payment of fee of $1 for each ticket.
Tickets must ho personally dopnslted for
stop-over with depot ticket agent, Wash?
ington, Baltimore and Philadelphia, and
with Joint ngent at Now York, lmrne?ll
utely upon arrival at stop-over point.
Apply to ticket agente, Byrd Street, El?
ba nnd Main Street Stations, or niellinomi
Transfer Company, No. S19 East -Mnln
Street; Jefferson Hotel and Murphy's lin?
W. P. ????.??1.
SPECIAL SUNDAY RATES
Between Richmond and Petersburg via
Seaboard Air Lina Railway.
Commencing Sundny, May 21th, the Sea?
board will sell tl?-kets between Rich?
mond and Petersburg at rate of io cents
for the round trip, tickets to be. soil on
Sunday only, und limited to dati? of
in Baking until sho has tried
DUNLOP PATEHT FLOUR.
If you've had poor luck with
your Bread, Rolls and Pastry,
using ordinary flour, don't feel,
discouraged, simply use
DilKLOP PATENT FLOUR
made from Prime Winter "Wheat1
and Success is Sure.
Your G-rocers?lJs it. Milled by?
Capacity 2,500 Bbls. Daily,
, Va. . |
But thero is a difference; in
tho kinds and a dioico.
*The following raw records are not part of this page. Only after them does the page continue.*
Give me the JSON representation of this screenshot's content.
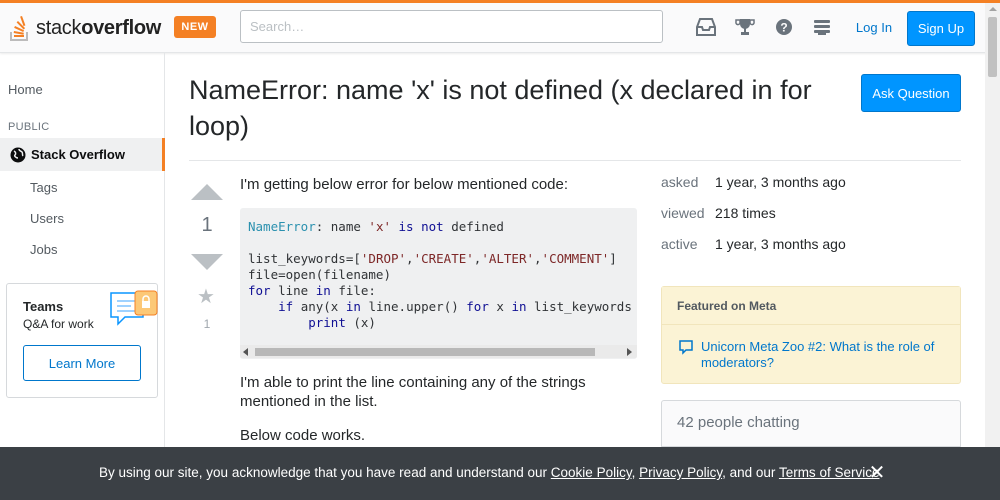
{
  "header": {
    "logo_text_light": "stack",
    "logo_text_bold": "overflow",
    "new_badge": "NEW",
    "search_placeholder": "Search…",
    "icons": [
      "inbox-icon",
      "achievements-icon",
      "help-icon",
      "site-switcher-icon"
    ],
    "login_label": "Log In",
    "signup_label": "Sign Up"
  },
  "sidebar": {
    "home": "Home",
    "public_heading": "PUBLIC",
    "stack_overflow": "Stack Overflow",
    "tags": "Tags",
    "users": "Users",
    "jobs": "Jobs",
    "teams_title": "Teams",
    "teams_subtitle": "Q&A for work",
    "learn_more": "Learn More"
  },
  "question": {
    "title": "NameError: name 'x' is not defined (x declared in for loop)",
    "ask_button": "Ask Question",
    "vote_count": "1",
    "favorite_count": "1",
    "intro": "I'm getting below error for below mentioned code:",
    "code_lines": [
      "NameError: name 'x' is not defined",
      "",
      "list_keywords=['DROP','CREATE','ALTER','COMMENT']",
      "file=open(filename)",
      "for line in file:",
      "    if any(x in line.upper() for x in list_keywords",
      "        print (x)"
    ],
    "para2": "I'm able to print the line containing any of the strings mentioned in the list.",
    "para3": "Below code works."
  },
  "stats": {
    "asked_label": "asked",
    "asked_value": "1 year, 3 months ago",
    "viewed_label": "viewed",
    "viewed_value": "218 times",
    "active_label": "active",
    "active_value": "1 year, 3 months ago"
  },
  "featured": {
    "heading": "Featured on Meta",
    "item": "Unicorn Meta Zoo #2: What is the role of moderators?"
  },
  "chat": {
    "title": "42 people chatting"
  },
  "cookie": {
    "prefix": "By using our site, you acknowledge that you have read and understand our ",
    "cookie_policy": "Cookie Policy",
    "sep1": ", ",
    "privacy_policy": "Privacy Policy",
    "sep2": ", and our ",
    "terms": "Terms of Service",
    "suffix": ".",
    "close": "✕"
  },
  "colors": {
    "accent_orange": "#f48024",
    "link_blue": "#0077cc",
    "button_blue": "#0095ff",
    "featured_bg": "#fbf3d5",
    "banner_bg": "#3b4045"
  }
}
Down
under tho paint and glossy var?
nish is tho real veli icio?tho
thing you aro paying your
money for. Por quality, finish,
stylo and tho natural sequence?
satisfaction?stick to tho high
grade. It is on! y a little higher.
R. H. Bosher's 5ons,
15 South Ninth Street,
is tho place to got them.
Our Repairing and Repainting
Department is First Class,
Lime Juice, Rasberry Vinegar,
Ujifermented Qrape Juice,
Imported and Domestic
Qlnger&lo ?nd Sarsaparille,
Virginia Olaret and While Vf Ine.
Catalogue Walled on Application.